For those of you unfamiliar with National Novel Writing Month, or the far catchier NaNoWriMo, it is a writing event in which each participant attempts to write 50,000 words, or a novel, during the month of November.2013-Winner-Certificate Signed

I have tackled and succeed at NaNo once, in 2013, while I was jobless and motivated. Not to say that I’m not motivated to write now, but I devised an attack plan in 2013 so that I could not fail. It was marvelous.

There is nothing like a whopping success the first time you try something.

I did not have the guts to tackle NaNo last year. I was too busy with work and other things to get into the proper head space. Last year and this year I did attempt two other NaNo events, April and July Camp NaNo. The difference between the original NaNo and Camp is that “at camp”, you get to form virtual cabins with writers you know, or strangers, and you get to set your own word goal. It’s much more of a social endeavor than traditional NaNo, in my opinion.

2014-Winner-Facebook-ProfileI won Camp in April 2014 by surpassing my goal of 10,000 words by over 2,600. That month I had two projects I knew I wanted to work on in advance and I made time to write around my day job.
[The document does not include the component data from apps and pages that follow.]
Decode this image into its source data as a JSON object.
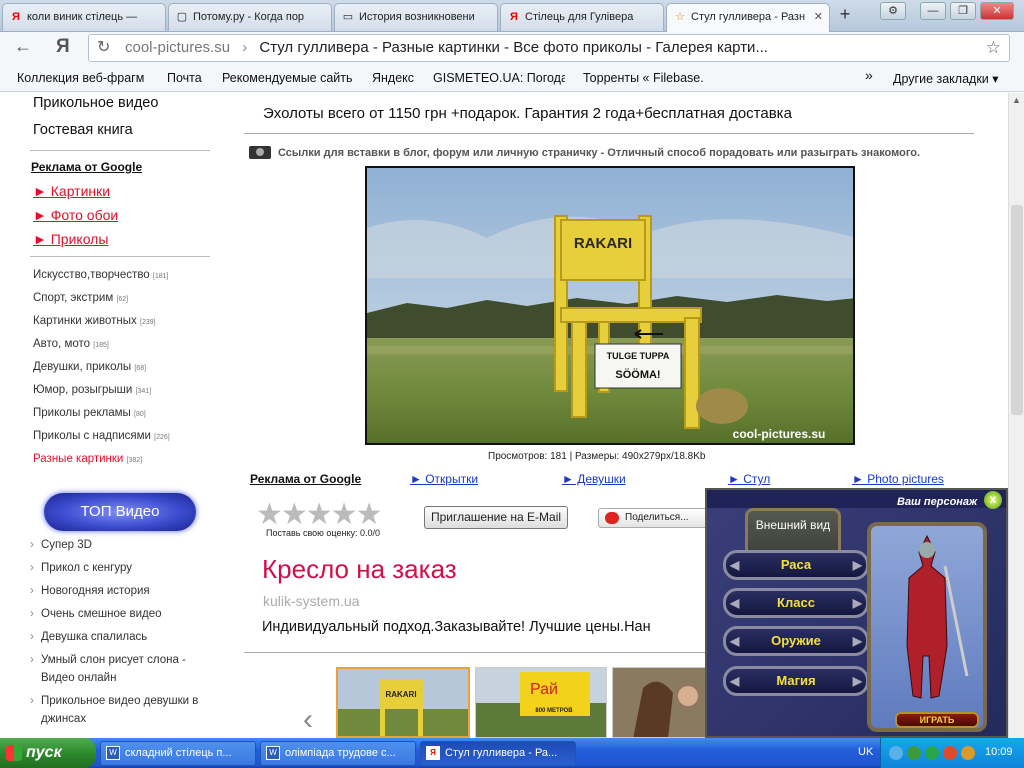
{
  "browser": {
    "tabs": [
      {
        "favicon": "Я",
        "title": "коли виник стілець —"
      },
      {
        "favicon": "▢",
        "title": "Потому.ру - Когда пор"
      },
      {
        "favicon": "▭",
        "title": "История возникновени"
      },
      {
        "favicon": "Я",
        "title": "Стілець для Гулівера"
      },
      {
        "favicon": "☆",
        "title": "Стул гулливера - Разн"
      }
    ],
    "new_tab": "+",
    "window_controls": [
      "⚙",
      "—",
      "❐",
      "✕"
    ],
    "nav": {
      "back": "←",
      "logo": "Я"
    },
    "address": {
      "domain": "cool-pictures.su",
      "separator": "›",
      "page_title": "Стул гулливера - Разные картинки - Все фото приколы - Галерея карти..."
    },
    "bookmarks": [
      "Коллекция веб-фрагм",
      "Почта",
      "Рекомендуемые сайть",
      "Яндекс",
      "GISMETEO.UA: Погода",
      "Торренты « Filebase.",
      "»",
      "Другие закладки ▾"
    ]
  },
  "sidebar": {
    "top_links": [
      "Прикольное видео",
      "Гостевая книга"
    ],
    "google_ads_label": "Реклама от Google",
    "red_links": [
      "► Картинки",
      "► Фото обои",
      "► Приколы"
    ],
    "categories": [
      {
        "name": "Искусство,творчество",
        "count": "[181]"
      },
      {
        "name": "Спорт, экстрим",
        "count": "[62]"
      },
      {
        "name": "Картинки животных",
        "count": "[239]"
      },
      {
        "name": "Авто, мото",
        "count": "[185]"
      },
      {
        "name": "Девушки, приколы",
        "count": "[68]"
      },
      {
        "name": "Юмор, розыгрыши",
        "count": "[341]"
      },
      {
        "name": "Приколы рекламы",
        "count": "[80]"
      },
      {
        "name": "Приколы с надписями",
        "count": "[226]"
      },
      {
        "name": "Разные картинки",
        "count": "[382]"
      }
    ],
    "top_video_label": "ТОП Видео",
    "videos": [
      "Супер 3D",
      "Прикол с кенгуру",
      "Новогодняя история",
      "Очень смешное видео",
      "Девушка спалилась",
      "Умный слон рисует слона - Видео онлайн",
      "Прикольное видео девушки в джинсах"
    ]
  },
  "main": {
    "promo_text": "Эхолоты всего от 1150 грн +подарок. Гарантия 2 года+бесплатная доставка",
    "embed_text": "Ссылки для вставки в блог, форум или личную страничку - Отличный способ порадовать или разыграть знакомого.",
    "photo": {
      "chair_sign": "RAKARI",
      "sign_line1": "TULGE TUPPA",
      "sign_line2": "SÖÖMA!",
      "watermark": "cool-pictures.su"
    },
    "photo_info": "Просмотров: 181 | Размеры: 490x279px/18.8Kb",
    "google_ads_label": "Реклама от Google",
    "ad_links": [
      "► Открытки",
      "► Девушки",
      "► Стул",
      "► Photo pictures"
    ],
    "rating": {
      "stars": "★★★★★",
      "caption": "Поставь свою оценку: 0.0/0"
    },
    "invite_button": "Приглашение на E-Mail",
    "share_button": "Поделиться...",
    "ad": {
      "title": "Кресло на заказ",
      "domain": "kulik-system.ua",
      "text": "Индивидуальный подход.Заказывайте! Лучшие цены.Нан"
    },
    "thumbs": [
      {
        "label": "RAKARI"
      },
      {
        "label": "Рай",
        "sub": "800 МЕТРОВ"
      },
      {
        "label": ""
      }
    ]
  },
  "game_ad": {
    "header": "Ваш персонаж",
    "close": "x",
    "panel_title": "Внешний вид",
    "buttons": [
      "Раса",
      "Класс",
      "Оружие",
      "Магия"
    ],
    "play": "ИГРАТЬ"
  },
  "taskbar": {
    "start": "пуск",
    "tasks": [
      "складний стілець п...",
      "олімпіада трудове с...",
      "Стул гулливера - Ра..."
    ],
    "lang": "UK",
    "time": "10:09"
  },
  "colors": {
    "link_red": "#e0102a",
    "link_blue": "#1a37c8",
    "ad_title": "#d0104a",
    "taskbar": "#245edb"
  }
}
I did absolutely no planning for any of the other NaNo Camps and I failed miserably.

Coming off a very recent fail, I decided I don’t like this streak of mine. I’m a good strategist and I can tackle anything as long as I have a plan going in. Furthermore, I just made a promise to myself to focus more on my fiction writing and schedule time for it.
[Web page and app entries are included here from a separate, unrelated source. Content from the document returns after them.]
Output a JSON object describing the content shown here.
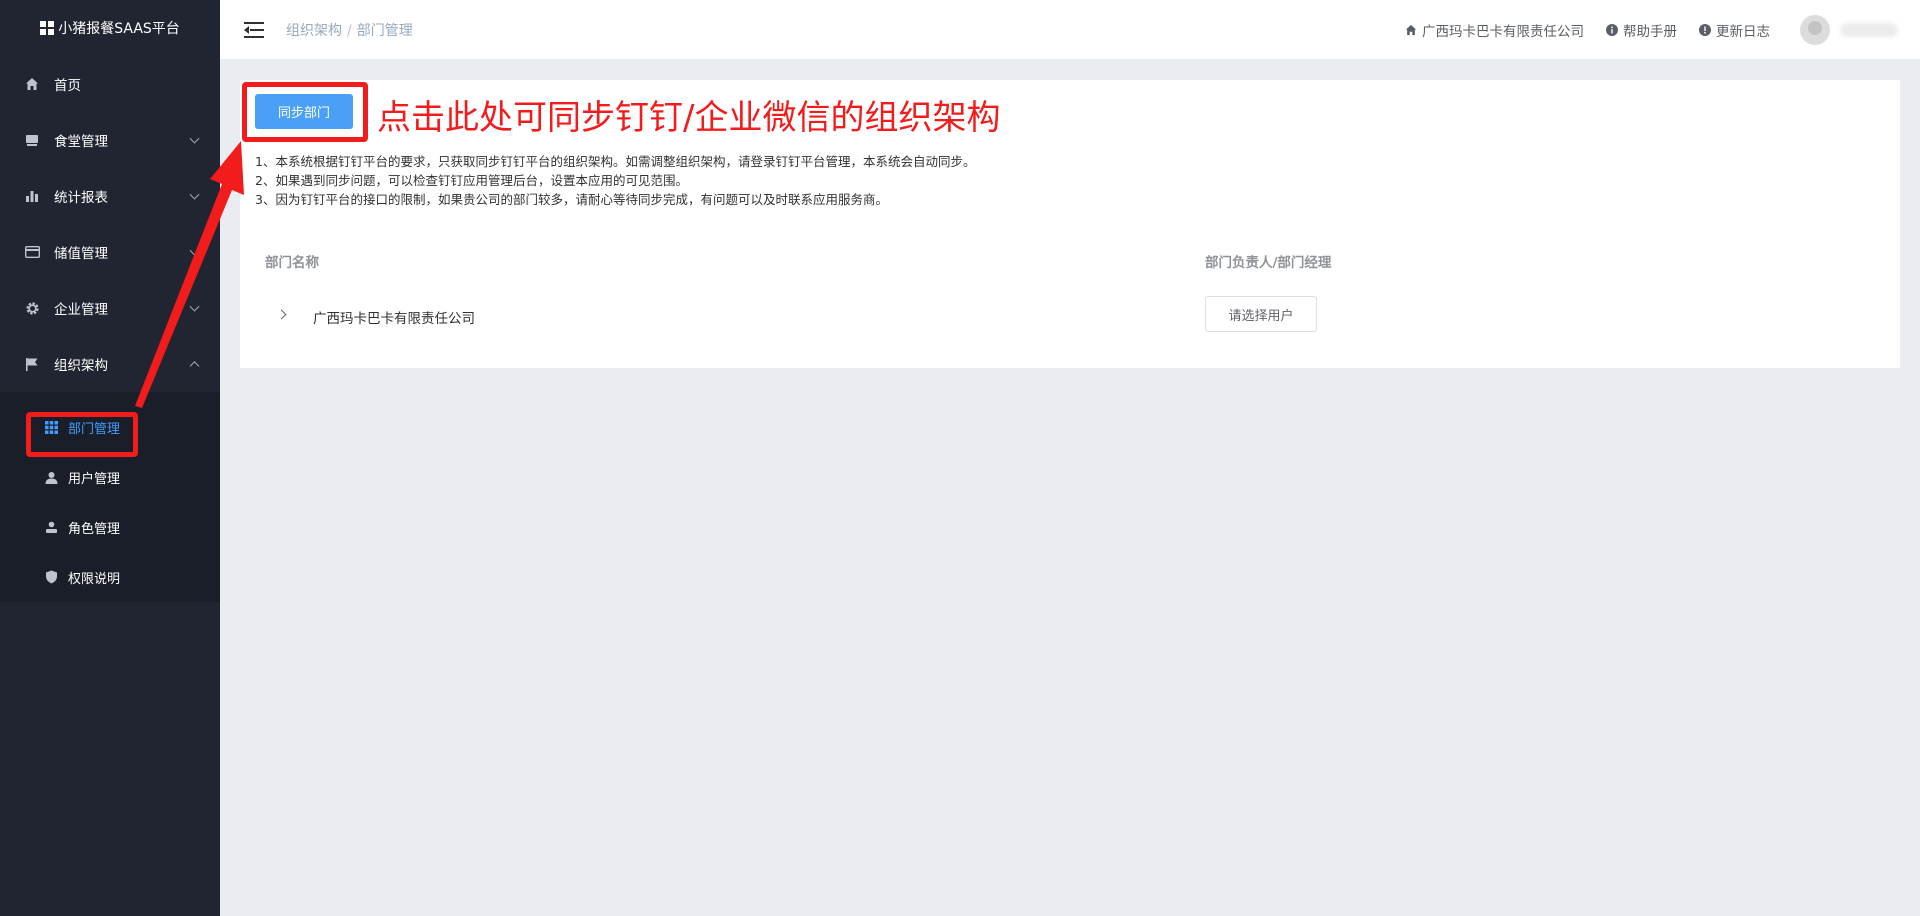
{
  "app": {
    "title": "小猪报餐SAAS平台"
  },
  "sidebar": {
    "items": [
      {
        "label": "首页",
        "icon": "home-icon",
        "has_children": false
      },
      {
        "label": "食堂管理",
        "icon": "canteen-icon",
        "has_children": true
      },
      {
        "label": "统计报表",
        "icon": "chart-icon",
        "has_children": true
      },
      {
        "label": "储值管理",
        "icon": "card-icon",
        "has_children": true
      },
      {
        "label": "企业管理",
        "icon": "gear-icon",
        "has_children": true
      },
      {
        "label": "组织架构",
        "icon": "flag-icon",
        "has_children": true,
        "expanded": true
      }
    ],
    "submenu": [
      {
        "label": "部门管理",
        "icon": "grid-icon",
        "active": true
      },
      {
        "label": "用户管理",
        "icon": "user-icon",
        "active": false
      },
      {
        "label": "角色管理",
        "icon": "role-icon",
        "active": false
      },
      {
        "label": "权限说明",
        "icon": "shield-icon",
        "active": false
      }
    ]
  },
  "header": {
    "breadcrumb": [
      "组织架构",
      "部门管理"
    ],
    "breadcrumb_sep": "/",
    "company": "广西玛卡巴卡有限责任公司",
    "help": "帮助手册",
    "changelog": "更新日志"
  },
  "main": {
    "sync_button": "同步部门",
    "annotation": "点击此处可同步钉钉/企业微信的组织架构",
    "notes": [
      "1、本系统根据钉钉平台的要求，只获取同步钉钉平台的组织架构。如需调整组织架构，请登录钉钉平台管理，本系统会自动同步。",
      "2、如果遇到同步问题，可以检查钉钉应用管理后台，设置本应用的可见范围。",
      "3、因为钉钉平台的接口的限制，如果贵公司的部门较多，请耐心等待同步完成，有问题可以及时联系应用服务商。"
    ],
    "table": {
      "columns": [
        "部门名称",
        "部门负责人/部门经理"
      ],
      "rows": [
        {
          "name": "广西玛卡巴卡有限责任公司",
          "action": "请选择用户"
        }
      ]
    }
  },
  "colors": {
    "sidebar_bg": "#202531",
    "accent": "#409eff",
    "button_primary": "#4aa0f7",
    "annotation_red": "#f21c1c",
    "page_bg": "#e9edf1"
  }
}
I have three months until November. I have also scheduled a week of holiday time for November. I want a rough draft of my current WIP done by the end of this year and I’ve decided to immerse myself fully in that world, ironing kinks and plotting arcs until I feel ready to write it all out.

I feel like all of these elements are going to come together to make something incredible in the next four months.

So here is my challenge to myself:

Over August, September, and October, I need to work on that world and figure out how my novel is going to flesh out. I need to be comfortable making time for fiction by the time November arrives. I also need to come up with a writing course for November so I can be well ahead of schedule by the end of the month. I know what I did to win in 2013 and while I don’t want to change that perfect plan, I need to make it work around the day job.

This will be no small feat, but I might have a completed manuscript by the end of November to show for it. I sure hope I can share that positive news on December 1st!